the summer of 1970. As I said two weeks ago, it’s a fascinating book, and I’m going to be posting excerpts each Wednesday for the next while. I put up the first last week — here’s the second, somewhat condensed from the original:

MEAD: This was, I suppose, twenty-five years ago. I was speaking in those days about three things we had to do: appreciate cultural differences, respect political and religious differences, and ignore race. Absolutely ignore race.

BALDWIN: Ignore race. That certainly seemed perfectly sound and true.

MEAD: Yes, but it isn’t anymore. You see, it really isn’t true. This was wrong, because —

BALDWIN: Because race cannot be ignored.

MEAD: Skin color can’t be ignored. It is real.

BALDWIN: It was a great revelation for me when I found myself finally in France among all kinds of very different people — I mean, at least different from anybody I had met in America. And I realized one day that somebody asked me about a friend of mine who, in fact, when I thought about it, is probably North African, but I really did not remember whether he was white or black. It simply had never occurred to me.

Three things jump out at me about this passage.

First, there’s the obvious fact that Baldwin and Mead, speaking forty years ago, regard the idea of racial “colorblindness” as a quaint relic of Jim Crow-era liberalism. It was something that seemed to make sense back in the fifties, they agree, but not anymore. Not in 1970. The fact that we’re still, as a culture, debating this in 2011 is striking.

There’s also Mead’s troubling use of the phrase “skin color” as a synonym for “race.” I know it’s a traditional synecdoche, but it’s weird and unfortunate in this context, because although race is real, it’s not “real” in the sense that skin color is.

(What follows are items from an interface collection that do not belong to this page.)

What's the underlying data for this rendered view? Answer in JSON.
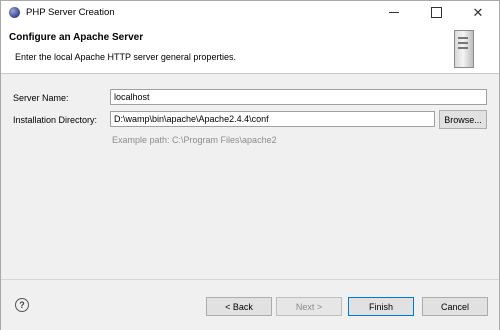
{
  "window": {
    "title": "PHP Server Creation",
    "icon": "eclipse-php-icon",
    "controls": [
      "minimize-icon",
      "maximize-icon",
      "close-icon"
    ]
  },
  "header": {
    "title": "Configure an Apache Server",
    "description": "Enter the local Apache HTTP server general properties.",
    "icon": "server-icon"
  },
  "form": {
    "server_name": {
      "label": "Server Name:",
      "value": "localhost"
    },
    "install_dir": {
      "label": "Installation Directory:",
      "value": "D:\\wamp\\bin\\apache\\Apache2.4.4\\conf",
      "browse_label": "Browse...",
      "hint": "Example path: C:\\Program Files\\apache2"
    }
  },
  "footer": {
    "help_icon": "help-icon",
    "back_label": "< Back",
    "next_label": "Next >",
    "finish_label": "Finish",
    "cancel_label": "Cancel"
  },
  "colors": {
    "accent": "#0078d7",
    "content_bg": "#f0f0f0",
    "hint_text": "#8c8c8c"
  }
}
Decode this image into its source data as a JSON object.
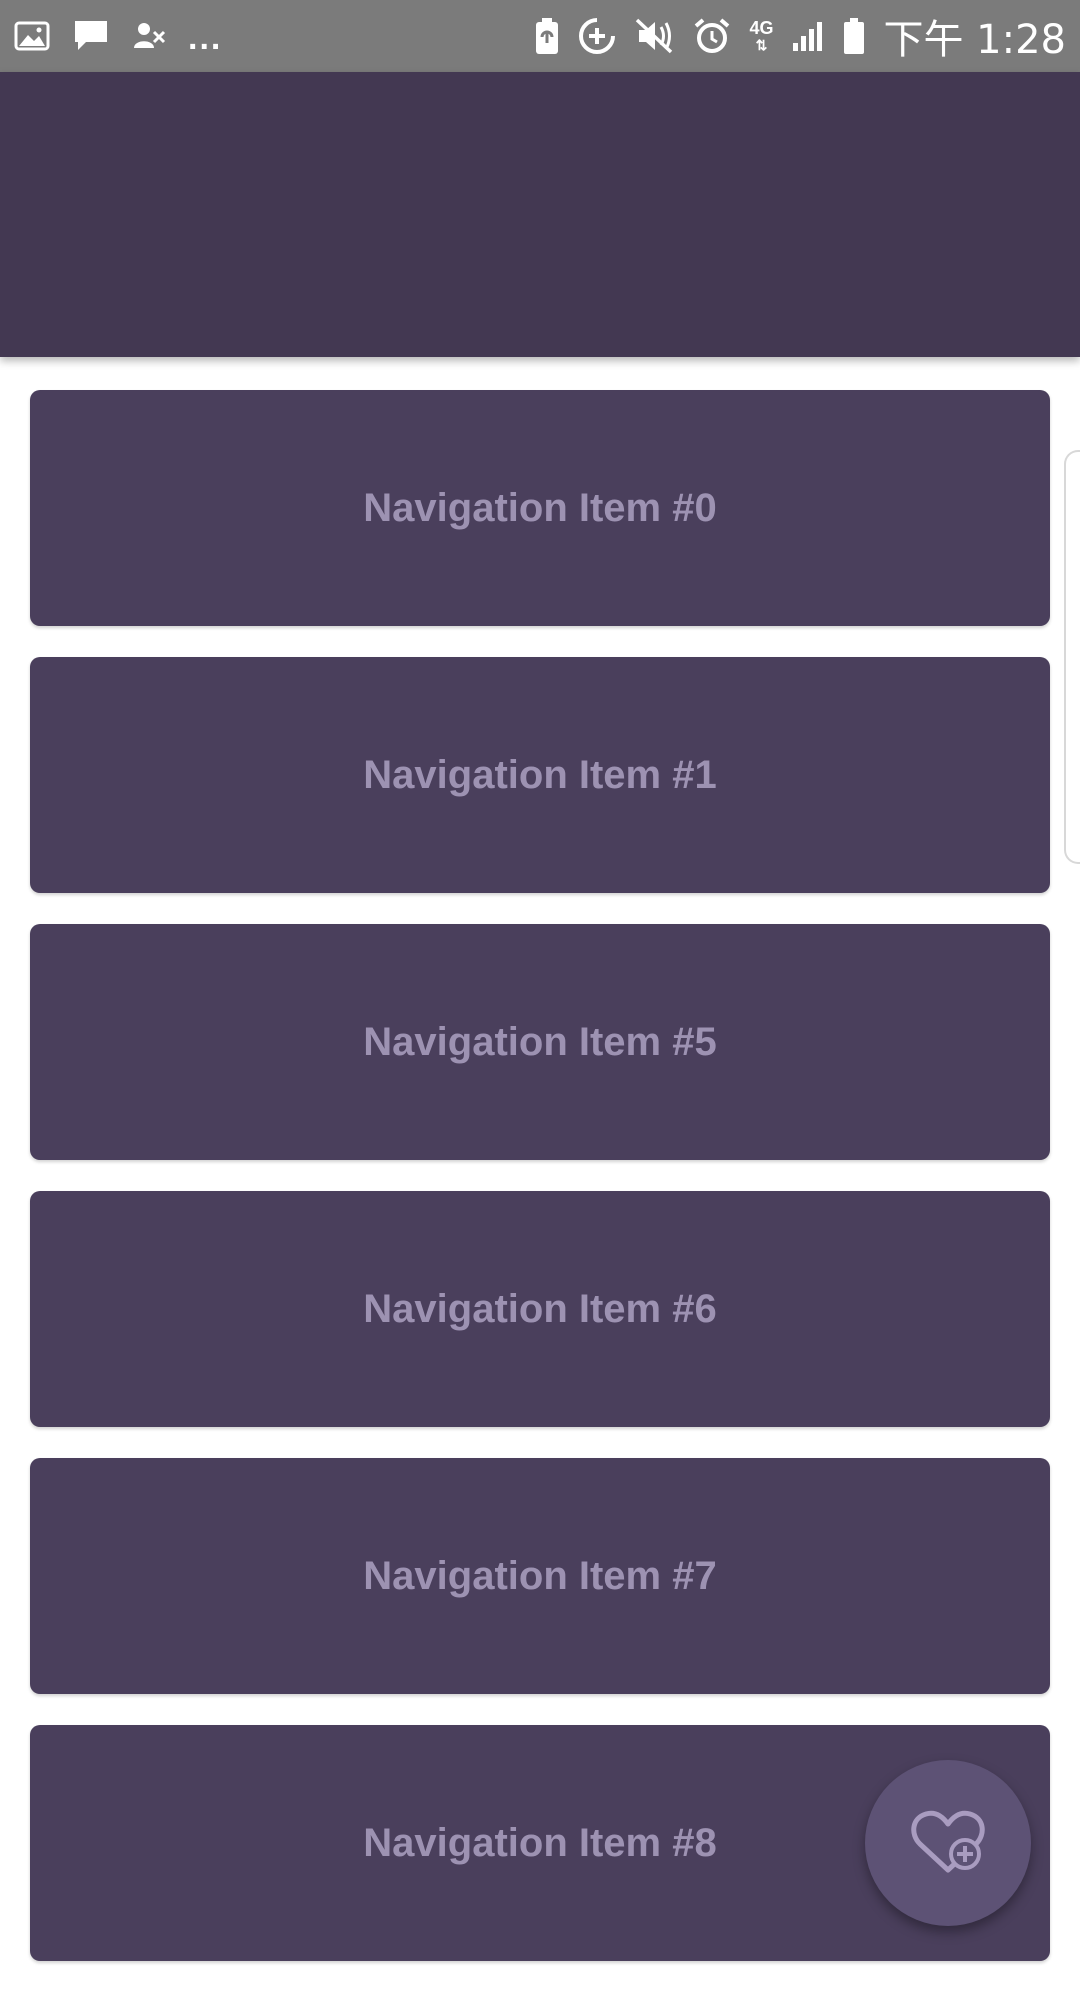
{
  "status_bar": {
    "network": "4G",
    "clock": "下午 1:28",
    "overflow": "...",
    "icons": [
      "gallery-icon",
      "message-icon",
      "contacts-icon",
      "battery-saver-icon",
      "data-saver-icon",
      "mute-icon",
      "alarm-icon",
      "signal-icon",
      "battery-icon"
    ]
  },
  "nav": {
    "items": [
      {
        "label": "Navigation Item #0"
      },
      {
        "label": "Navigation Item #1"
      },
      {
        "label": "Navigation Item #5"
      },
      {
        "label": "Navigation Item #6"
      },
      {
        "label": "Navigation Item #7"
      },
      {
        "label": "Navigation Item #8"
      }
    ]
  },
  "fab": {
    "icon": "heart-plus-icon"
  },
  "colors": {
    "app_bar": "#433852",
    "card": "#4a3f5c",
    "card_text": "#9d92b2",
    "fab": "#5d5275",
    "status_bar": "#7b7b7b"
  }
}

Skin color doesn’t determine race — George Hamilton is darker than Colin Powell, after all. What makes race “real” isn’t its physicality, because race is a cultural, rather than a biological, fact. As I noted last week, the one-drop rule was created for social and economic reasons. Genetics didn’t, and don’t, enter into it.

Skin color, in other words, can be ignored. We ignore it all the time. I had to Google photos of George Hamilton and Colin Powell to make sure I was right about who was darker — I don’t carry that information around in my head. But I do carry around the knowledge that Hamilton is white and Powell is black. And it’s that knowledge which can’t be suppressed or wished away.

Which brings us to Baldwin’s comment about his own race-blindness in Paris. Earlier in the book, Mead had paraphrased his insight that “there are no ‘Negroes’ outside of America,” and it seems that this is what’s operating here. The racial categories carries with him are American racial categories, and French racial structures, differing as they do from the American, don’t resonate for him in the same way. And so although it may seem like a contradiction for Baldwin to say in one breath that “race cannot be ignored” and in the next that it had “never occurred to” him whether a friend was French or French North African, it’s actually completely consistent.

Skin color can be ignored. Race cannot.